_How to complete this task_
Print each entry precisely; exclude the pictures.
↓↓↓
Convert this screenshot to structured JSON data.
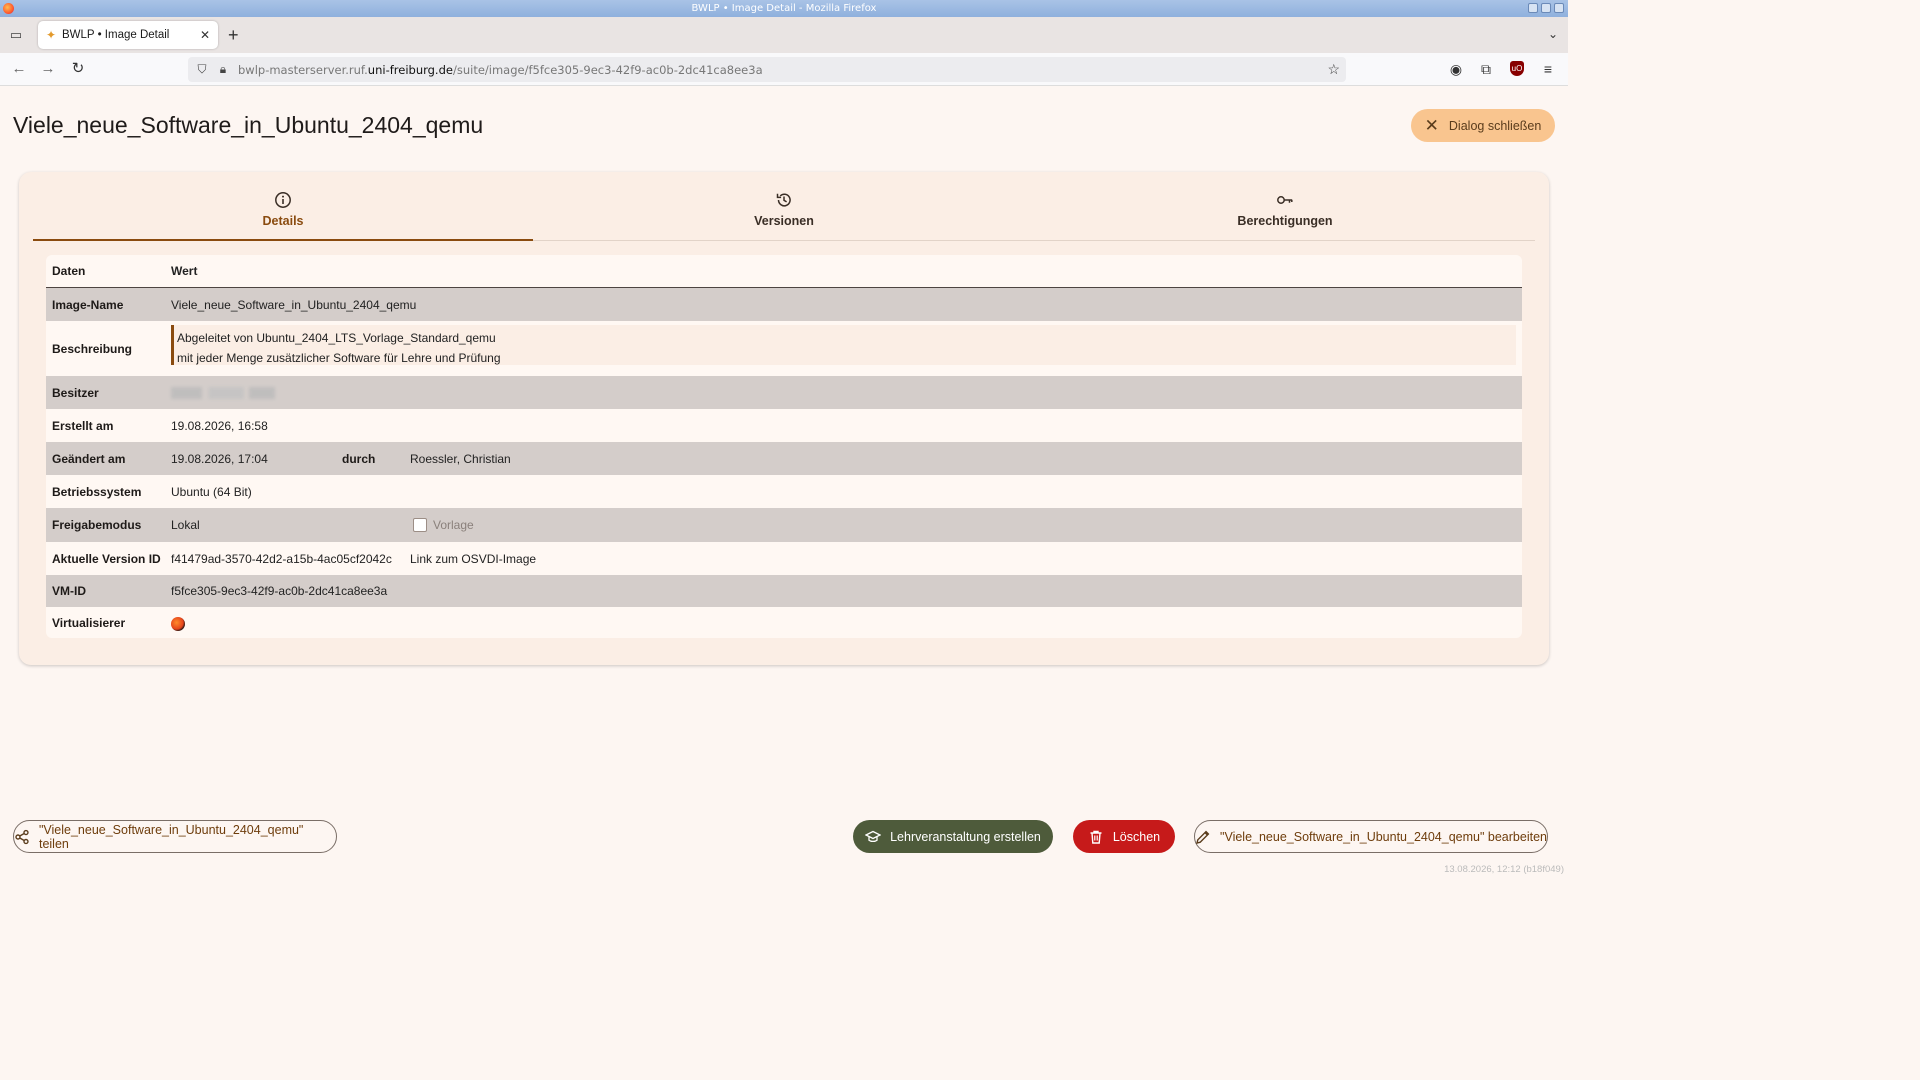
{
  "window": {
    "title": "BWLP • Image Detail - Mozilla Firefox"
  },
  "browser": {
    "tab_label": "BWLP • Image Detail",
    "url_prefix": "bwlp-masterserver.ruf.",
    "url_domain": "uni-freiburg.de",
    "url_path": "/suite/image/f5fce305-9ec3-42f9-ac0b-2dc41ca8ee3a"
  },
  "page": {
    "title": "Viele_neue_Software_in_Ubuntu_2404_qemu",
    "close_label": "Dialog schließen"
  },
  "tabs": [
    {
      "label": "Details",
      "icon": "info-icon",
      "active": true
    },
    {
      "label": "Versionen",
      "icon": "history-icon",
      "active": false
    },
    {
      "label": "Berechtigungen",
      "icon": "key-icon",
      "active": false
    }
  ],
  "table": {
    "header": {
      "key": "Daten",
      "value": "Wert"
    },
    "image_name": {
      "key": "Image-Name",
      "value": "Viele_neue_Software_in_Ubuntu_2404_qemu"
    },
    "description": {
      "key": "Beschreibung",
      "line1": "Abgeleitet von Ubuntu_2404_LTS_Vorlage_Standard_qemu",
      "line2": "mit jeder Menge zusätzlicher Software für Lehre und Prüfung"
    },
    "owner": {
      "key": "Besitzer"
    },
    "created": {
      "key": "Erstellt am",
      "value": "19.08.2026, 16:58"
    },
    "changed": {
      "key": "Geändert am",
      "value": "19.08.2026, 17:04",
      "by_label": "durch",
      "by_value": "Roessler, Christian"
    },
    "os": {
      "key": "Betriebssystem",
      "value": "Ubuntu (64 Bit)"
    },
    "share_mode": {
      "key": "Freigabemodus",
      "value": "Lokal",
      "template_label": "Vorlage",
      "template_checked": false
    },
    "version": {
      "key": "Aktuelle Version ID",
      "value": "f41479ad-3570-42d2-a15b-4ac05cf2042c",
      "link_label": "Link zum OSVDI-Image"
    },
    "vm_id": {
      "key": "VM-ID",
      "value": "f5fce305-9ec3-42f9-ac0b-2dc41ca8ee3a"
    },
    "virtualizer": {
      "key": "Virtualisierer",
      "icon": "qemu-icon"
    }
  },
  "footer": {
    "share_label": "\"Viele_neue_Software_in_Ubuntu_2404_qemu\" teilen",
    "course_label": "Lehrveranstaltung erstellen",
    "delete_label": "Löschen",
    "edit_label": "\"Viele_neue_Software_in_Ubuntu_2404_qemu\" bearbeiten",
    "stamp": "13.08.2026, 12:12 (b18f049)"
  },
  "colors": {
    "accent": "#8a4b0f",
    "close_button": "#f9c58f",
    "course_button": "#4e5b3b",
    "delete_button": "#c61a1a"
  }
}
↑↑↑
_Written response_
Convert this screenshot to structured JSON data.
{
  "window": {
    "title": "BWLP • Image Detail - Mozilla Firefox"
  },
  "browser": {
    "tab_label": "BWLP • Image Detail",
    "url_prefix": "bwlp-masterserver.ruf.",
    "url_domain": "uni-freiburg.de",
    "url_path": "/suite/image/f5fce305-9ec3-42f9-ac0b-2dc41ca8ee3a"
  },
  "page": {
    "title": "Viele_neue_Software_in_Ubuntu_2404_qemu",
    "close_label": "Dialog schließen"
  },
  "tabs": [
    {
      "label": "Details",
      "icon": "info-icon",
      "active": true
    },
    {
      "label": "Versionen",
      "icon": "history-icon",
      "active": false
    },
    {
      "label": "Berechtigungen",
      "icon": "key-icon",
      "active": false
    }
  ],
  "table": {
    "header": {
      "key": "Daten",
      "value": "Wert"
    },
    "image_name": {
      "key": "Image-Name",
      "value": "Viele_neue_Software_in_Ubuntu_2404_qemu"
    },
    "description": {
      "key": "Beschreibung",
      "line1": "Abgeleitet von Ubuntu_2404_LTS_Vorlage_Standard_qemu",
      "line2": "mit jeder Menge zusätzlicher Software für Lehre und Prüfung"
    },
    "owner": {
      "key": "Besitzer"
    },
    "created": {
      "key": "Erstellt am",
      "value": "19.08.2026, 16:58"
    },
    "changed": {
      "key": "Geändert am",
      "value": "19.08.2026, 17:04",
      "by_label": "durch",
      "by_value": "Roessler, Christian"
    },
    "os": {
      "key": "Betriebssystem",
      "value": "Ubuntu (64 Bit)"
    },
    "share_mode": {
      "key": "Freigabemodus",
      "value": "Lokal",
      "template_label": "Vorlage",
      "template_checked": false
    },
    "version": {
      "key": "Aktuelle Version ID",
      "value": "f41479ad-3570-42d2-a15b-4ac05cf2042c",
      "link_label": "Link zum OSVDI-Image"
    },
    "vm_id": {
      "key": "VM-ID",
      "value": "f5fce305-9ec3-42f9-ac0b-2dc41ca8ee3a"
    },
    "virtualizer": {
      "key": "Virtualisierer",
      "icon": "qemu-icon"
    }
  },
  "footer": {
    "share_label": "\"Viele_neue_Software_in_Ubuntu_2404_qemu\" teilen",
    "course_label": "Lehrveranstaltung erstellen",
    "delete_label": "Löschen",
    "edit_label": "\"Viele_neue_Software_in_Ubuntu_2404_qemu\" bearbeiten",
    "stamp": "13.08.2026, 12:12 (b18f049)"
  },
  "colors": {
    "accent": "#8a4b0f",
    "close_button": "#f9c58f",
    "course_button": "#4e5b3b",
    "delete_button": "#c61a1a"
  }
}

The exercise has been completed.